I eliminated adjectives and I from the text I wrote, thinking again and again of 'This' and 'it'. The I gone, the text became independent, although flowing around the facts of life of the days I did the work and the essay: traveling with a small dog back to Antwerp, Belgium. My head filled with info about coincidences, chance, freedom... This type of thinking through the experiments was very liberating. Getting out of a comfort zone, feeling challenged and remembering all kinds of lines from poems studied... enjoying the task at hand.

Swansong: The presentation in den Hopsack packed to the rafters

Finally the day came of the presentation of Rose Vandewalle's Zwanenzang/Swansong came. The day before, Jean Demey who was going to lay while Viv who read the Dutch text and I would read. Of course I read the English version since it is my translation. The only thing Jean asked was that I read the 33 poems calm and sober, leave five counts between the different poems. So at the evening Jean brought his black and shiny contrabass guitar and installed himself between the two readers a bid behind them. I loved what he did: a bit Ravi Shankar and a lot of Jean, but intimate, withheld, sober as he  had told me to read. Viv is a different person she taught in the Lemmen's Institute speech and diction. She would accentuate certain words, and thus created a different flow. Being on the stage I have no pictures to show... But the audience was quiet, listened and appreciated the introduction of Bert Jans from Dodo Press and the flow of Rose's work in the music and the different ways of reading. A friend, Bart Stouten was so sweet: he explained me why my translations into English are good. He said he felt I questioned the words at a deeper level in both languages and thus would find a better match between them. I must admit I was a bit flattered... The evening was warm and caring and every one had a good time.

Wednesday, September 2, 2015

Reading in the Rurhort Gallery.

Reading in three languages is quite a challenge when this is in a small gallery with nice people, and when one tries to give them all something to love.

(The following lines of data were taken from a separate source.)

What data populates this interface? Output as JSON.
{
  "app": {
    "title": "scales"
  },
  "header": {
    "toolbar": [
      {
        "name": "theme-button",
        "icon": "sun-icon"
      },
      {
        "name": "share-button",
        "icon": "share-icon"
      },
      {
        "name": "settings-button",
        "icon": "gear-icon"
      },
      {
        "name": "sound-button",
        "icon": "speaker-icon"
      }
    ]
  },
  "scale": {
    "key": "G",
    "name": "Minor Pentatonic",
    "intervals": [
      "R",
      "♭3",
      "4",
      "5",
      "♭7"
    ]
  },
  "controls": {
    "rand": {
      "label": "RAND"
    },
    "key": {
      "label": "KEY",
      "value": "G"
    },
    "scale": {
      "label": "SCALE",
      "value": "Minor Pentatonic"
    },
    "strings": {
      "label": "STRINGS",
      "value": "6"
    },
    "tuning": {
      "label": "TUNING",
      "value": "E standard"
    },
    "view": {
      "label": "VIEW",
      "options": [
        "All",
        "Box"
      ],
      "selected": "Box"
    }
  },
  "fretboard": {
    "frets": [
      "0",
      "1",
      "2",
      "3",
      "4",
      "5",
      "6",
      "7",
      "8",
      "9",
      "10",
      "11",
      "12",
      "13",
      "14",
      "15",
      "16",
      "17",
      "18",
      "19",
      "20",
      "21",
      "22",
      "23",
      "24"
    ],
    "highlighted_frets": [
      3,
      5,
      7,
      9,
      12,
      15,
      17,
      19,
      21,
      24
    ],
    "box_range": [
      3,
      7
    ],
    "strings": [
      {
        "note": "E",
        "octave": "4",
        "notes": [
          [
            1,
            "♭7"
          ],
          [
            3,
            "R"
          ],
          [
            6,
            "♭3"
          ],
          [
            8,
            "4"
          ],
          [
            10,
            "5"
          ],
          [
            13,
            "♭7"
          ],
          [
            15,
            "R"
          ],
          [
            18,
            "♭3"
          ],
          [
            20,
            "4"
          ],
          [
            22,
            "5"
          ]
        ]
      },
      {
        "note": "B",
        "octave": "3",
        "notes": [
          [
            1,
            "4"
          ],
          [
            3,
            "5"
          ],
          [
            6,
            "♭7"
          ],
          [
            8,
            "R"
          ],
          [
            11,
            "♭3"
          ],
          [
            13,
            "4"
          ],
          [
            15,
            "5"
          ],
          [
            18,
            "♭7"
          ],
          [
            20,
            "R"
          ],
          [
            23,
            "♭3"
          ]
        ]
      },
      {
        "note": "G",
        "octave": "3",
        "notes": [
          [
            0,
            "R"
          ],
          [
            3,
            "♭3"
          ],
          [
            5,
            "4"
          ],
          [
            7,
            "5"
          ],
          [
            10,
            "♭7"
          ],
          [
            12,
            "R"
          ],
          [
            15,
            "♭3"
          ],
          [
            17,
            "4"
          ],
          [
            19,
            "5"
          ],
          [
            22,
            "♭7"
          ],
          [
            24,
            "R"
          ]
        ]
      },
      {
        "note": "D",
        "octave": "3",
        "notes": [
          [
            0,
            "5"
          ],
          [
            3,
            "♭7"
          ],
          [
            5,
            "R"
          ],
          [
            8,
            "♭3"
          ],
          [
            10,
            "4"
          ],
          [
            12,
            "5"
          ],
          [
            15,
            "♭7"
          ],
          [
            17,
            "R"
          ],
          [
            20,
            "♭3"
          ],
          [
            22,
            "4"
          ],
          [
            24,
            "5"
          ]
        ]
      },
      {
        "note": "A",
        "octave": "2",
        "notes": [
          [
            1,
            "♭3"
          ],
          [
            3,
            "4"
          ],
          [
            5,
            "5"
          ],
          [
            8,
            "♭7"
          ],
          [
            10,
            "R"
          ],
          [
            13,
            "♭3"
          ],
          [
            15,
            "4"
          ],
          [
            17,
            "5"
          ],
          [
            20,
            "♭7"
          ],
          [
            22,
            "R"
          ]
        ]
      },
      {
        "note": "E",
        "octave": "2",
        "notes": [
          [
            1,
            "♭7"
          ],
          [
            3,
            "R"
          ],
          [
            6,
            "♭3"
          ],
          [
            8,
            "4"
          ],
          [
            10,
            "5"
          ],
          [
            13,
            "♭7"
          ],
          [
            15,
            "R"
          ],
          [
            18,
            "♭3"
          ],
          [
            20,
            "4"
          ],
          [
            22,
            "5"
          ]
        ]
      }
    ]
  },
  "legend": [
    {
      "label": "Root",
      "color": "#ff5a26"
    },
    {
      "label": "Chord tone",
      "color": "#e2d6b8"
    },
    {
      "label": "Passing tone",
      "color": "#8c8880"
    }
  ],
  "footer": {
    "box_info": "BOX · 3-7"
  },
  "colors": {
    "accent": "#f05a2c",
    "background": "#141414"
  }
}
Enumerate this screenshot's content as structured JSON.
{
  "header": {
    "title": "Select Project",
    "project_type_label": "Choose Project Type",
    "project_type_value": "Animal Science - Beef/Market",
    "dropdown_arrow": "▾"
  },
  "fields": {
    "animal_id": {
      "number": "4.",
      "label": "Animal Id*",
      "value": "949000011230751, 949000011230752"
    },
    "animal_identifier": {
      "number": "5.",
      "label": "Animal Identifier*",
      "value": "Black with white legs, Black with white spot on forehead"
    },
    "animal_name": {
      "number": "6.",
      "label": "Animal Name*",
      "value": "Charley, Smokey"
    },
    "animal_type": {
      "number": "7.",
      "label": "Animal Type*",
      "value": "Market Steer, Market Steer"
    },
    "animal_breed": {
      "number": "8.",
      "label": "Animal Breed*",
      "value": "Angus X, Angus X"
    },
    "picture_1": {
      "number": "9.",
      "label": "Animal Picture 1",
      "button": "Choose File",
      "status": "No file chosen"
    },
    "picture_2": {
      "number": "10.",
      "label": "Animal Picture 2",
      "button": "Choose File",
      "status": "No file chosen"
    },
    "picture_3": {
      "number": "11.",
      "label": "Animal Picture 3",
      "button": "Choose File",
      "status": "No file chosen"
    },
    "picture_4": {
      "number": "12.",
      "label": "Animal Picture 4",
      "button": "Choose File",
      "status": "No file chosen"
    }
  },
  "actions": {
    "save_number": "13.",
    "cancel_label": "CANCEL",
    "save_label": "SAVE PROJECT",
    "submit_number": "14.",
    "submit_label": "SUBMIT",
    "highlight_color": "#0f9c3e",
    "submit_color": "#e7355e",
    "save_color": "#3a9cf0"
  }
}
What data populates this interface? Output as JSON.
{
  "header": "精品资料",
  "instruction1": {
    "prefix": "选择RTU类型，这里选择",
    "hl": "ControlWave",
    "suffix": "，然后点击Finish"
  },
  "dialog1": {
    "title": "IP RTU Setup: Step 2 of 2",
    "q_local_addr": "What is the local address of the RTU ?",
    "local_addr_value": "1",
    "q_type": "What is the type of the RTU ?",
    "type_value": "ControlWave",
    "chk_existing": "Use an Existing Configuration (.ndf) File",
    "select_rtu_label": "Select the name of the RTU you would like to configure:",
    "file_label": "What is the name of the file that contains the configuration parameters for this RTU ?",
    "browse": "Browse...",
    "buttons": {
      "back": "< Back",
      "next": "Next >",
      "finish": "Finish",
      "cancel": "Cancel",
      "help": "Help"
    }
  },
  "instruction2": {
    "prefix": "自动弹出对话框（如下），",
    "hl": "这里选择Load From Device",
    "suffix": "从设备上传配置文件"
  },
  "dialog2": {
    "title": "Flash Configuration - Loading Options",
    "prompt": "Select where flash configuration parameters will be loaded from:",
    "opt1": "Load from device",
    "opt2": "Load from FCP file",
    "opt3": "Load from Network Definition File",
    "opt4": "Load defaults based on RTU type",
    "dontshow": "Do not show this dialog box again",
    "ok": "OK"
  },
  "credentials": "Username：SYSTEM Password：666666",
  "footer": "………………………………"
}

The poetry read was personal, yet in such a way that it could be shared, even without the right language. I have read some poetry by Native American authors and poetry I wrote. The musicians jamming behind me supported my reading. The atmosphere was great. The old ladies were kind and seemed to enjoy themselves. The spirit of cooperation was present and the general sphere generous. Here you find the slideshow Fred Schywek made that night. Enjoy. Thanks for the good time! His reading is outstanding!